    Joe

  2. GFS, to their everlasting credit, was live streaming the event the whole weekend so I made it a point to watch when the Daytonas were scheduled to run. They were late, but worth the wait. What cracked me up was the fact that the announcers hardly mentioned the cars. Why? The last remaining flying Avro Vulcan bomber was supposed to do a flyover and they spotted it off in the distance early in the Daytona run. They went on and on about the bomber and the Daytonas were just a footnote to them. Also, CSX2287 was barely on camera, so it was nice to see so many photos of it in this album. It’s worth the trip to Simeone just to see it.

  3. As I recall, the Hawkins 3000 turned in Sebring’s fastest times during the deluge. That was the first race I ever attended.
    The Daytona coupes? Few cars have been designed then that are more beautiful, IMO.

  4. I would imagine AC Cars would dispute the claim that CSX2287 was the only Daytona coupe “…made entirely at Shelby’s facility…”. Anyone know why the Willment coupe was not invited? Does it still exist?

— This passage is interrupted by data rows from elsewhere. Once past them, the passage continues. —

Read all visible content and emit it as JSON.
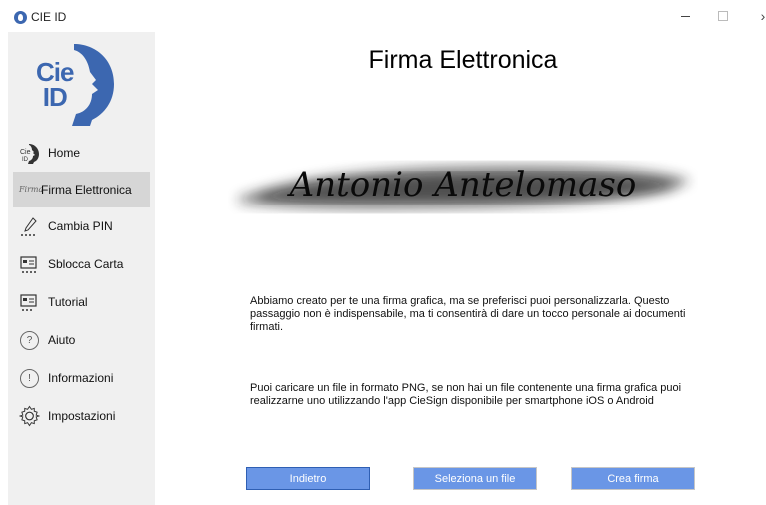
{
  "window": {
    "title": "CIE ID",
    "close_glyph": "›"
  },
  "logo": {
    "line1": "Cie",
    "line2": "ID"
  },
  "sidebar": {
    "items": [
      {
        "label": "Home",
        "icon": "cie-id-icon"
      },
      {
        "label": "Firma Elettronica",
        "icon": "signature-icon",
        "active": true
      },
      {
        "label": "Cambia PIN",
        "icon": "pen-pin-icon"
      },
      {
        "label": "Sblocca Carta",
        "icon": "card-unlock-icon"
      },
      {
        "label": "Tutorial",
        "icon": "tutorial-icon"
      },
      {
        "label": "Aiuto",
        "icon": "help-icon"
      },
      {
        "label": "Informazioni",
        "icon": "info-icon"
      },
      {
        "label": "Impostazioni",
        "icon": "gear-icon"
      }
    ],
    "icon_glyphs": {
      "help": "?",
      "info": "!",
      "signature": "Firma"
    }
  },
  "main": {
    "title": "Firma Elettronica",
    "signature_name": "Antonio Antelomaso",
    "paragraph1": "Abbiamo creato per te una firma grafica, ma se preferisci puoi personalizzarla. Questo passaggio non è indispensabile, ma ti consentirà di dare un tocco personale ai documenti firmati.",
    "paragraph2": "Puoi caricare un file in formato PNG, se non hai un file contenente una firma grafica puoi realizzarne uno utilizzando l'app CieSign disponibile per smartphone iOS o Android"
  },
  "buttons": {
    "back": "Indietro",
    "select_file": "Seleziona un file",
    "create_signature": "Crea firma"
  },
  "colors": {
    "accent": "#3c67b0",
    "button": "#6a96e6",
    "sidebar_bg": "#f0f0f0",
    "active_item": "#d6d6d6"
  }
}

  5. I watched the live streaming and was totally delighted to see the Simeone Museum car on the track! Have to say it has not looked better since before it was a Bonneville!